CulturalFest Countdown: Meet Taiko Kai

Crowd favorite Taiko Kai will be sharing their rhythmic Japanese drumming at the CulturalFest Performance Showcase on February 2. Learn more about how they will share the art of taiko.

Taiko 2.jpg

How did your group begin?

Taiko Kai, meaning "taiko club," was founded in February 2013 by UW students Kim, Kellie, and Jaymi Matsudaira. Through the club, they wished to introduce taiko, Japanese drumming, to UW. Led by students, the club teaches individuals how to play taiko and performs at various on- and off-campus events. What started with only a handful of people interested in learning has grown into about 30 regularly attending members each year, many of which had no music experience prior to joining. Though taiko is an uncommon art form in Western society, it is powerful because it appeals to people all backgrounds. Taiko Kai seeks to share their love of taiko with audiences, sharing Japanese culture with UW and the greater Seattle community.

What is the significance of your performance in connecting your group to your own culture?

Though taiko is from Japan, the North American style of playing is significantly different from traditional styles. It is a relatively new art form since taiko was brought to America in the 1960s by grandmaster Seiichi Tanaka. In this way, Taiko Kai feels a connection to the origins of taiko while contributing to what North American taiko, and even Pacific Northwest taiko, are becoming. Taiko styles in North America have the freedom to draw inspiration from anything like Japanese folktales to hip hop, leaving something new to always be discovered.

Taiko 1.JPG

What has performing in past CulturalFests meant to you? What can the audience expect to be different this year?

Taiko Kai considers CulturalFest to be the most formal performance they have done. We see it as a great opportunity for newer members to experience performing in a more formal setting, since most of our performances are more casual. CulturalFest is also a way in which we share our art with the UW community. People recognize us at other campus events because they saw us at CulturalFest, and some even feel inspired to join our group afterward. It is so amazing to see our art reach others, especially on such a big campus like UW. This year, we are including all performers in all of our songs to show the power and energy of a kumi daiko (group drumming) ensemble.

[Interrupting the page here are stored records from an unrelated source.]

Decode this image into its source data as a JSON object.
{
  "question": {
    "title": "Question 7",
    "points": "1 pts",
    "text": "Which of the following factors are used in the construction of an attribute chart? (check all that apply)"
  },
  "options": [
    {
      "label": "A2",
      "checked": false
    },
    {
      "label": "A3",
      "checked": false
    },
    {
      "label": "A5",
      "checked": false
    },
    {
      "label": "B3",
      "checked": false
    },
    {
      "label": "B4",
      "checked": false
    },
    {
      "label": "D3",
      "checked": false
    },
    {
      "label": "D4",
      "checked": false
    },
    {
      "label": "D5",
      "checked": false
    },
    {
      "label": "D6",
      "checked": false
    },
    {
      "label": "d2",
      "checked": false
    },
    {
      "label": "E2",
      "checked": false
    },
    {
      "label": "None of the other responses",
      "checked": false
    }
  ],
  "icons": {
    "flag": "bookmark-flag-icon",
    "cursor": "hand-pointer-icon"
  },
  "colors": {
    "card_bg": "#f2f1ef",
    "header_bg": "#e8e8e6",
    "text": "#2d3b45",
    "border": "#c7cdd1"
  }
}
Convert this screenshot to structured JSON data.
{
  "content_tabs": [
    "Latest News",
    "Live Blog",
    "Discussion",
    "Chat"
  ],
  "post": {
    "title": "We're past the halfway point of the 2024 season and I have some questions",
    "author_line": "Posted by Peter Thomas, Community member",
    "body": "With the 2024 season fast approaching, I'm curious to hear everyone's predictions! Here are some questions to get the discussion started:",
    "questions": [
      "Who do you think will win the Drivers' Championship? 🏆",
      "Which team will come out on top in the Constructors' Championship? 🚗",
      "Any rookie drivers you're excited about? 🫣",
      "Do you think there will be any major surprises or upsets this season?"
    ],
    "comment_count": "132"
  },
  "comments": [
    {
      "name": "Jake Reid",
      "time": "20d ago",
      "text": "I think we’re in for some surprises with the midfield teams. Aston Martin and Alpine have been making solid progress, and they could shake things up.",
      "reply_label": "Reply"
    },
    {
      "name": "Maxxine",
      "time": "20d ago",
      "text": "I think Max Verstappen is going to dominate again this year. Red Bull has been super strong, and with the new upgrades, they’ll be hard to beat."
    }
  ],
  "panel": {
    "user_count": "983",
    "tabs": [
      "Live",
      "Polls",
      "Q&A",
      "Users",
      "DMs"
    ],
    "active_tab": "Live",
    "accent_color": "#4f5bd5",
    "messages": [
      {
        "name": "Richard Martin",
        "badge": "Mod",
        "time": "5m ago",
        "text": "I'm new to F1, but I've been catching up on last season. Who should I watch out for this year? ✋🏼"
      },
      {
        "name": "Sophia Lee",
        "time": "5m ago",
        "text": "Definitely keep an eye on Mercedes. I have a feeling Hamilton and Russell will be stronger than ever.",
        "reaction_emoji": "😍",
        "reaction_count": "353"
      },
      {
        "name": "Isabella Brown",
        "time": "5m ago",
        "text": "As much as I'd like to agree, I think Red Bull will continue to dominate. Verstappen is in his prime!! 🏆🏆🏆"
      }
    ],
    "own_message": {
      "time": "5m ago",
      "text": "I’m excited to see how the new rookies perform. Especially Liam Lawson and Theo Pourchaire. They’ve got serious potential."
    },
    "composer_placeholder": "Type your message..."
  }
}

Is there anything else you would like people to know about your performance?

Though taiko drumming is a musical art, it is also highly visual. Many of our songs involve choreography like arm movements and bachi (drumstick) twirls. Some rhythms may be simple but are made complicated to perform because of choreography. In experiencing taiko audibly, visually, and sometimes physically, audiences will be blown away by the power of the art form.

Learn more about Taiko Kai on Facebook, and come see their performance on February 2!


General admission tickets are on sale now for $15 online or in the FIUTS office (HUB 206). Kids 10 and under are free (a child ticket is required). Discounted student tickets are available for $10 in advance ($15 at the door).